Packing

The only thing I hate more than packing is unpacking, and the idea of setting out in my teardrop camper for five weeks is stressful. I want to pack enough, but not too much, and I’m visiting the desert and the Canadian rockies… so I have to be prepared for a variety of weather!

 

I’ve ultimately decided to pack enough shirts and underwear for 10 days. A couple of hoodies and pants for the mountains, and enough shorts to rotate through the hot days. That means I’ll have to do laundry twice, which should be totally doable on a trip of this length. I can also wash sheets and towels and keep things fresh that way.

 

I’ve invested a lot of time and money into this trip already, trying to prepare for the unknowns.  I bought a couple of pack towels from REI that are quick dry (after a recent camping trip with thick cotton towels this was a huge necessity!) I’ve also decided to take my bike in the hopes I will ride it as much as possible (I have my sights set on an 8 mile ride (each way) at the Grand Canyon to Hermit’s Rest.  I’m not sure how much I’ll use it in the Rockies, but it will be nice to have.

 

Tomorrow I’m going to take everything out of my galley and storage box on my camper and re-evaluate what I really need to take.  Now that I have a Foxwing, I don’t need to take an EZ Up, but I am taking a screen room and rain fly for those pesky mosquitos I may find in Alberta and Montana. I’m leaving the dutch oven at home because I’m still intimidated by cooking in it, and it’s heavy and bulky to carry around for five weeks.

 

This trip is the reason I bought a teardrop.
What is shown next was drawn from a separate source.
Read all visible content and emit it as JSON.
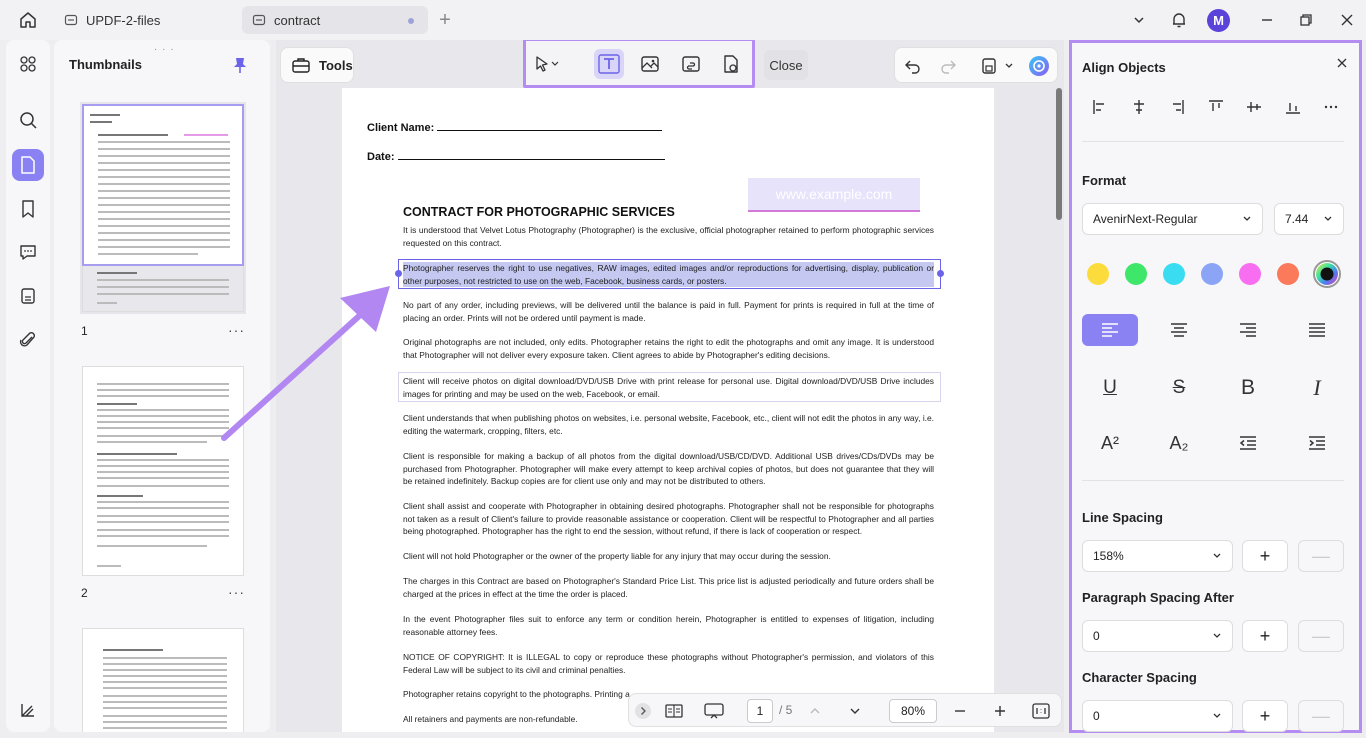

I had always dreamed of a cross country roadtrip, and two years ago is when I ordered my TC Teardrop, and finally, after lots of planning and saving the dream is coming to fruition!  6000 miles in 32 days. It’s going to be amazing!